This year may set records for tornadoes and tornado-related deaths. "We have already seen more than 115 tornado-related deaths, making this the deadliest tornado season since 1998," said Greg Carbin, a meteorologist at NOAA's Storm Prediction Center in Norman, OK.

Tornado in Kansas
©Chris Foltz, NOAA
Tornado in Kansas on May 22, 2008.

"It is only the third time since the 1974 super tornado outbreak that there have been more than 100 tornado-related deaths during a single tornado season in the U.S.," added Harold Brooks, a research meteorologist at NOAA's National Severe Storms Laboratory also in Norman. "In 1998 and 1984 there were 132 and 122 tornado-related deaths, respectively - 2008 will likely equal or exceed that record."

Recent years averaged about 1,200 tornadoes and 60 tornado-related deaths reported annually across the United States. Most tornadoes occur from late winter to mid-summer, mostly in the Southeast in the early part of the season, followed by the Midwestern and Plains states in the later part of the season.

So why has this tornado season been so active? Meteorologists at NOAA's Storm Prediction Center say this winter's and early spring's unusually turbulent weather may be to blame.

"The storm track over the last three months was very active across the Rockies and into the East Coast. This active storm track lends itself to more severe weather events, including tornadoes," said Carbin. "In previous years, major storms happened every week or so, but we have had a major storm system affecting some part of the U.S. every three to four days through early spring."

"Another contributing factor is this year's early start to the season. A total of 87 tornadoes struck the Tennessee valley and Midwest over a 24 hour period starting on Feb. 5, resulting in a total of 56 deaths," said Carbin. "This storm ranks as number 15 in terms of the number of fatalities since 1950. February will likely turn out to be a record setting month once all the tornado reports have been verified."

The tornadoes this season are also touching down in highly populated areas, thus increasing both the number of fatalities and the number of eyewitness reports of each tornado.

The strong start to the tornado season should serve as a reminder to us all that tornadoes can strike anywhere at any time. The best defense is to monitor the news and listen to NOAA Weather Radio All Hazards for the latest weather updates. Be prepared to move to safety if weather conditions become threatening.

The National Oceanic and Atmospheric Administration, an agency of the U.S. Commerce Department, is dedicated to enhancing economic security and national safety through the prediction and research of weather and climate-related events and information service delivery for transportation, and by providing environmental stewardship of our nation's coastal and marine resources. Through the emerging Global Earth Observation System of Systems (GEOSS), NOAA is working with its federal partners, more than 70 countries and the European Commission to develop a global monitoring network that is as integrated as the planet it observes, predicts and protects.

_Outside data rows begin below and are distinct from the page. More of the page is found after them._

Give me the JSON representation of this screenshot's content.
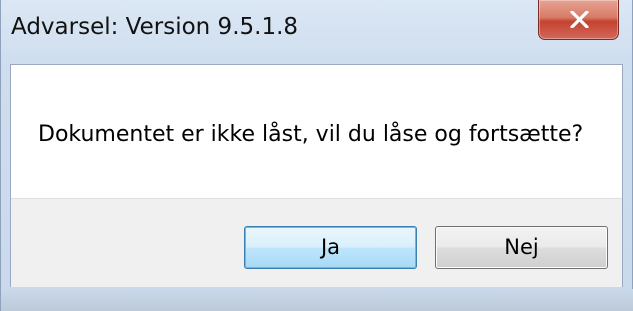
{
  "window": {
    "title": "Advarsel: Version 9.5.1.8",
    "close_icon": "close-icon"
  },
  "dialog": {
    "message": "Dokumentet er ikke låst, vil du låse og fortsætte?",
    "buttons": {
      "yes_label": "Ja",
      "no_label": "Nej"
    }
  },
  "colors": {
    "close_button": "#c5432f",
    "default_button_border": "#3c7fb1",
    "button_area_bg": "#f0f0f0",
    "frame": "#cfdeef"
  }
}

Adapted from materials provided by National Oceanic And Atmospheric Administration.